A Comprehensive Community-based Strategy to Optimize the HIV Prevention and Treatment Continuum for Youth At HIV Risk, Acutely Infected and with Established HIV Infection

Sponsor: University of California Los Angeles (UCLA)

Location(s): United States

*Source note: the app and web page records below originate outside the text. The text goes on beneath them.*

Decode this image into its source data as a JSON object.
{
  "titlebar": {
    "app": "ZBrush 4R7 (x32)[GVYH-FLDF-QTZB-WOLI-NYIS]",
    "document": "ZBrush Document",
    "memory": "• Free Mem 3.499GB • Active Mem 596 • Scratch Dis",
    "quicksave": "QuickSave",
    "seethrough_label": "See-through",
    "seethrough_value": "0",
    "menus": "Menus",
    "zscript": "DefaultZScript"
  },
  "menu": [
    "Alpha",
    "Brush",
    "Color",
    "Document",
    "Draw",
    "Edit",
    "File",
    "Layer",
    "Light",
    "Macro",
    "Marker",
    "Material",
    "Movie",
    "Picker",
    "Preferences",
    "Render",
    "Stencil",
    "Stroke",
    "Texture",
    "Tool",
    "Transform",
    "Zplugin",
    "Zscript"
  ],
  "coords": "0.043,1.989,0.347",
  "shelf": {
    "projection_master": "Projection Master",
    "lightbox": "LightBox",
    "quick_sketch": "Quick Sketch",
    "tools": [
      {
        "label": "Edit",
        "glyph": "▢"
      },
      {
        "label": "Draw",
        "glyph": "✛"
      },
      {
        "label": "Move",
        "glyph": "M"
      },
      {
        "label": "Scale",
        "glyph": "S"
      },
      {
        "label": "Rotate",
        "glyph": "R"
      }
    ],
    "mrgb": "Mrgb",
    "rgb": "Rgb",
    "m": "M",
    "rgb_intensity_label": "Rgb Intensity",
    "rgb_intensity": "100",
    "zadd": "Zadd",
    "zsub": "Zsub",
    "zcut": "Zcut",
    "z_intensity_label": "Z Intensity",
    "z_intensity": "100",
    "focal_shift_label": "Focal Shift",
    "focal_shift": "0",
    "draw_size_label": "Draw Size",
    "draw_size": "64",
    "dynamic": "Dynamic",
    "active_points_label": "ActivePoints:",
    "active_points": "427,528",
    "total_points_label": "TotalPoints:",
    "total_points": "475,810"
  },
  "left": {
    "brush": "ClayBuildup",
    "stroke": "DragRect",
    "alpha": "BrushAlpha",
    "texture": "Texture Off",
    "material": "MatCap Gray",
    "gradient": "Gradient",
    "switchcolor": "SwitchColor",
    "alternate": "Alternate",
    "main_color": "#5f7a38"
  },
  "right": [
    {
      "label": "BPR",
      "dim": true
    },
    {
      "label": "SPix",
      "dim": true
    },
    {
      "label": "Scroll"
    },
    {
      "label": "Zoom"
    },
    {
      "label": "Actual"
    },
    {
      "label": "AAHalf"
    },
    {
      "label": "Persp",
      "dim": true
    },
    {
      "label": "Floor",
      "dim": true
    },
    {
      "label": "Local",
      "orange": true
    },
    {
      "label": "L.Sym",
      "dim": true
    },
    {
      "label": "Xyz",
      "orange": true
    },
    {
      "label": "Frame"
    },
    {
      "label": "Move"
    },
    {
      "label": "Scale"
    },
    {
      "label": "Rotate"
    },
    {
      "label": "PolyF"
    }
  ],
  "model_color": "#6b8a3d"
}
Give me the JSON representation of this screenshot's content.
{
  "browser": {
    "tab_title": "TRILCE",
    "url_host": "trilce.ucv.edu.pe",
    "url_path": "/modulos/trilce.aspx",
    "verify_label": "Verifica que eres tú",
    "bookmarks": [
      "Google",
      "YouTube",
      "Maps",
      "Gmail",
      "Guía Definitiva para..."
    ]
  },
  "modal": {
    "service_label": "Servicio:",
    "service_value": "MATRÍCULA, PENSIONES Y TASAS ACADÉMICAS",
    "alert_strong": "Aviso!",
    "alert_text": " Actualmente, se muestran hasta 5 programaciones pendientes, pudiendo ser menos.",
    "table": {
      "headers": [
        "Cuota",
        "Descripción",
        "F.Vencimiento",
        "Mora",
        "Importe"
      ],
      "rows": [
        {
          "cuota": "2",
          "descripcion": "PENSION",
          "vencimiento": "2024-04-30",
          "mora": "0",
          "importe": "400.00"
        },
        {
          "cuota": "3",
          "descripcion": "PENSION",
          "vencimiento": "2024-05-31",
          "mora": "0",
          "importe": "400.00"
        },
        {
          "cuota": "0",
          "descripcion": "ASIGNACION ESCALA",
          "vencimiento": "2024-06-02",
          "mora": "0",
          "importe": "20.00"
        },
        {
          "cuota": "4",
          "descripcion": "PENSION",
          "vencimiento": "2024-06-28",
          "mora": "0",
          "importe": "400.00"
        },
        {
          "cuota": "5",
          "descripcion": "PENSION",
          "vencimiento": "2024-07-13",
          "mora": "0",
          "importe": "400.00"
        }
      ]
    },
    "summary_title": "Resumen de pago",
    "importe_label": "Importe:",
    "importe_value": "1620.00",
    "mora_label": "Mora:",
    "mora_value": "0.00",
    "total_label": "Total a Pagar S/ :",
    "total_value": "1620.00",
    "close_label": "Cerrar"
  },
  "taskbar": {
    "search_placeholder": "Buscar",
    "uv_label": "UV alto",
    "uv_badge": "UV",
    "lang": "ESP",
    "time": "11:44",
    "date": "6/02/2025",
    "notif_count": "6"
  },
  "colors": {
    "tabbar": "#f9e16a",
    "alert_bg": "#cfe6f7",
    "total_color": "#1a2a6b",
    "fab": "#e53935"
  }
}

Young people at highest risk for HIV in the U.S. will be gay, bisexual transgender youth (GBTY) and homeless youth (HY) in communities with high HIV incidence and overwhelmingly Black and Latino. Focusing on Los Angeles and New Orleans, seronegative youth at highest risk for HIV will be screened in homeless shelters and gay-identified community-based organizations (CBO). A cohort of 1500 seronegative youth will be recruited that is 82% male (79% GBTY), 66% Black, 16% Latino, and 18% white, non-Hispanic. About 27% will be 12-17 and 73% between 18-24 years old. All youth will be followed longitudinally over 24 months at four month intervals and tested for HIV, STI, serious substance abuse, health care utilization, and comorbid conditions ? a Prototypical Retention/Prevention (R/P) Strategy. Over 24 months, acutely HIV infected youth will be triaged to Study 1. This Prototypical R/P Strategy operationalizes the CDC's recommendations for the engagement of GBTY in repeat HIV testing, linkage to care, and options for combination prevention (PrEP, PEP ? with behavioral interventions). Building on this team's extensive experience with behavioral and mobile/social media interventions, a randomized controlled trial (RCT) will be conducted with four intervention conditions: 1) an Automated Messaging and Monitoring Intervention (AMMI), which will use texts to diffuse prevention messages daily and to monitor risk behaviors weekly (n=900); 2) a Peer Support intervention on a social media platform (i.e., Facebook) in which young people will post messages and stories about their experiences preventing HIV, plus the AMMI (n=200); 3) an eNavigator intervention in which a B.A.-level staff supports youth, primarily through texting and social media, but also in-person meetings, to provide support in crisis situations, refer to treatment, and assist in gaining access to health care and other services, plus Peer Support and AMMI (n=200); and, 4) a combined intervention of eNavigator, Peer Support, and AMMI (n=200). A single outcome will be composed of six key behaviors (access to medical care, accessing and adherence to PrEP or PEP, treatment of all STI, and 100% condom use). In addition to evaluating the added benefit of increasing levels of intervention, the brief 7- item weekly text-messaging monitoring surveys will provide approximately 100,000 weekly reports of indicators of primary and secondary outcomes that can inform our understandings about the relationships between risk and comorbid states. This study will have policy implications for the allocation of resources to HIV testing resources in local communities, the uptake and scalability of text and social media interventions, and the models for diffusing evidence-based interventions (EBI) globally (without requiring replication with fidelity to a manual).